▶ TO DO
Please return the data that follows precisely as written, but without the images.

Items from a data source
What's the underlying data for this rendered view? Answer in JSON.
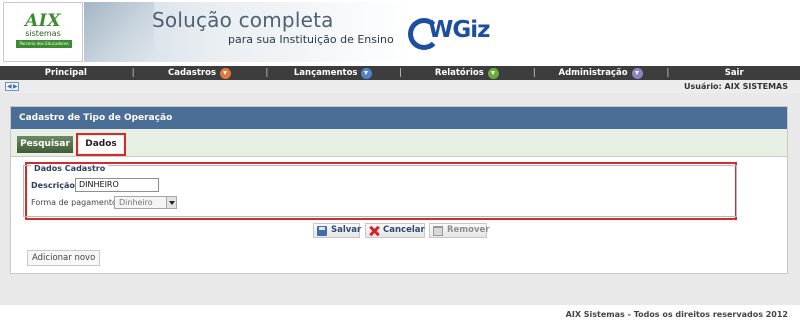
{
  "header": {
    "logo_name": "AIX",
    "logo_sub": "sistemas",
    "logo_tagline": "Parceria dos Educadores",
    "headline": "Solução completa",
    "subline": "para sua Instituição de Ensino",
    "brand": "WGiz"
  },
  "nav": {
    "items": [
      {
        "label": "Principal",
        "icon": null
      },
      {
        "label": "Cadastros",
        "icon": "chevron-down-icon",
        "icon_color": "#e07b3a"
      },
      {
        "label": "Lançamentos",
        "icon": "chevron-down-icon",
        "icon_color": "#4f85c7"
      },
      {
        "label": "Relatórios",
        "icon": "chevron-down-icon",
        "icon_color": "#6aab3c"
      },
      {
        "label": "Administração",
        "icon": "chevron-down-icon",
        "icon_color": "#8a86c4"
      },
      {
        "label": "Sair",
        "icon": null
      }
    ]
  },
  "userbar": {
    "expand_icon": "expand-arrows-icon",
    "user_label": "Usuário: AIX SISTEMAS"
  },
  "panel": {
    "title": "Cadastro de Tipo de Operação",
    "tabs": [
      {
        "label": "Pesquisar",
        "active": false
      },
      {
        "label": "Dados",
        "active": true
      }
    ],
    "fieldset": {
      "legend": "Dados Cadastro",
      "descricao_label": "Descrição :",
      "descricao_value": "DINHEIRO",
      "forma_label": "Forma de pagamento :",
      "forma_value": "Dinheiro"
    },
    "actions": {
      "save_label": "Salvar",
      "cancel_label": "Cancelar",
      "remove_label": "Remover"
    },
    "add_label": "Adicionar novo"
  },
  "footer": {
    "text": "AIX Sistemas - Todos os direitos reservados 2012"
  },
  "colors": {
    "nav_bg": "#3d3d3d",
    "panel_title_bg": "#4b6e96",
    "highlight_outline": "#d42a2a",
    "tab_active_bg": "#415a38"
  }
}
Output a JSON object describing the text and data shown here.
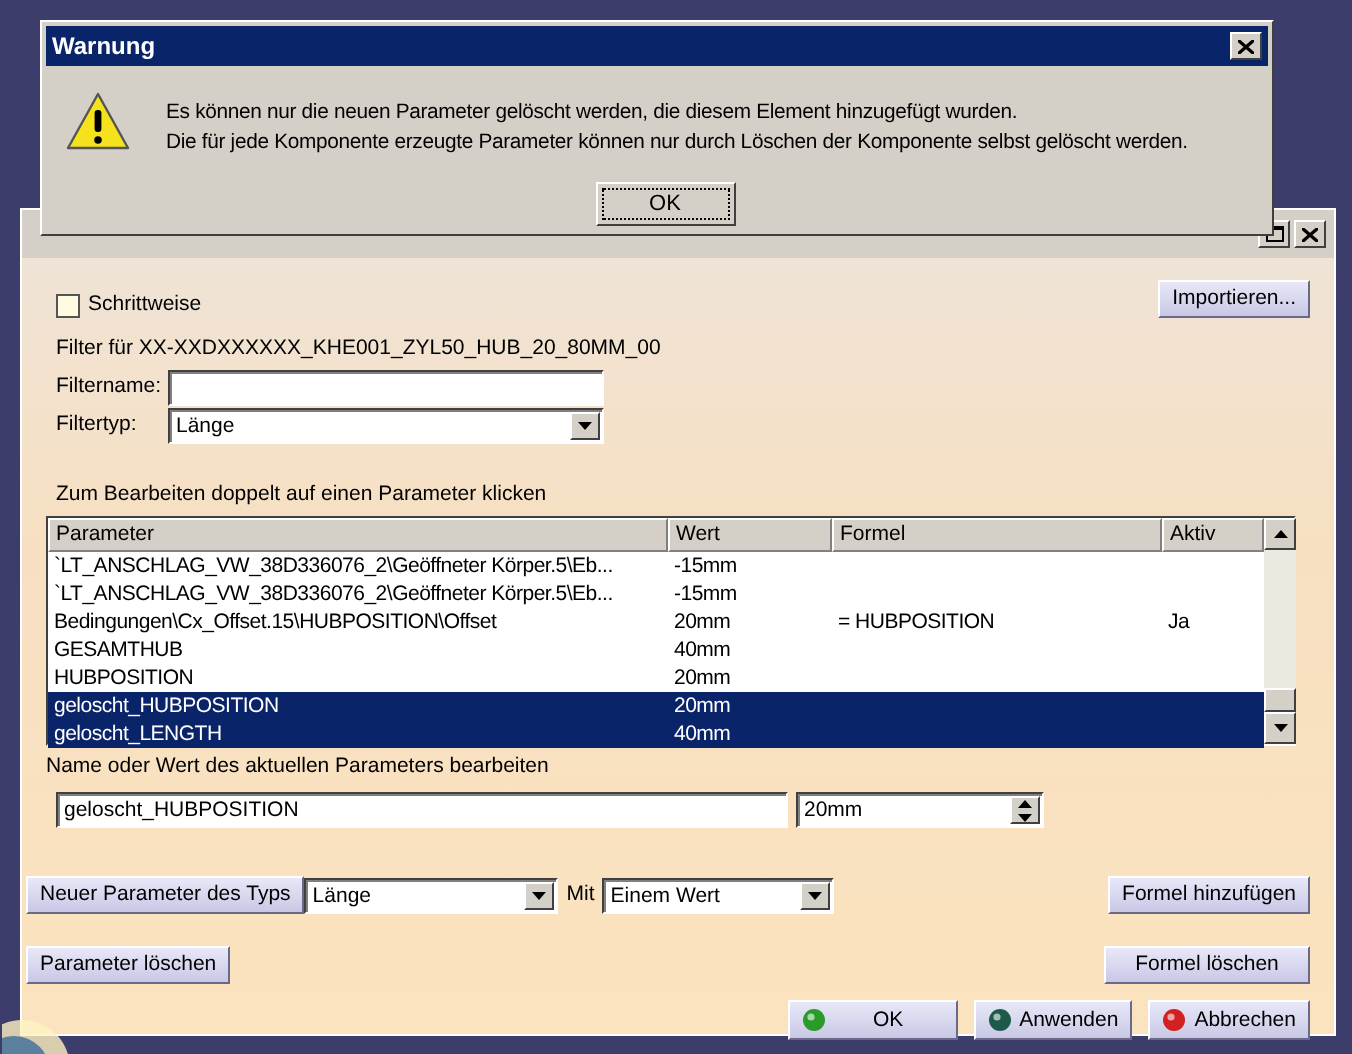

▶ SOLUTION FOR THIS PROBLEM
What's the underlying data for this rendered view? Answer in JSON.
{
  "header": {
    "logo_name": "AIX",
    "logo_sub": "sistemas",
    "logo_tagline": "Parceria dos Educadores",
    "headline": "Solução completa",
    "subline": "para sua Instituição de Ensino",
    "brand": "WGiz"
  },
  "nav": {
    "items": [
      {
        "label": "Principal",
        "icon": null
      },
      {
        "label": "Cadastros",
        "icon": "chevron-down-icon",
        "icon_color": "#e07b3a"
      },
      {
        "label": "Lançamentos",
        "icon": "chevron-down-icon",
        "icon_color": "#4f85c7"
      },
      {
        "label": "Relatórios",
        "icon": "chevron-down-icon",
        "icon_color": "#6aab3c"
      },
      {
        "label": "Administração",
        "icon": "chevron-down-icon",
        "icon_color": "#8a86c4"
      },
      {
        "label": "Sair",
        "icon": null
      }
    ]
  },
  "userbar": {
    "expand_icon": "expand-arrows-icon",
    "user_label": "Usuário: AIX SISTEMAS"
  },
  "panel": {
    "title": "Cadastro de Tipo de Operação",
    "tabs": [
      {
        "label": "Pesquisar",
        "active": false
      },
      {
        "label": "Dados",
        "active": true
      }
    ],
    "fieldset": {
      "legend": "Dados Cadastro",
      "descricao_label": "Descrição :",
      "descricao_value": "DINHEIRO",
      "forma_label": "Forma de pagamento :",
      "forma_value": "Dinheiro"
    },
    "actions": {
      "save_label": "Salvar",
      "cancel_label": "Cancelar",
      "remove_label": "Remover"
    },
    "add_label": "Adicionar novo"
  },
  "footer": {
    "text": "AIX Sistemas - Todos os direitos reservados 2012"
  },
  "colors": {
    "nav_bg": "#3d3d3d",
    "panel_title_bg": "#4b6e96",
    "highlight_outline": "#d42a2a",
    "tab_active_bg": "#415a38"
  }
}
Output a JSON object describing the text and data shown here.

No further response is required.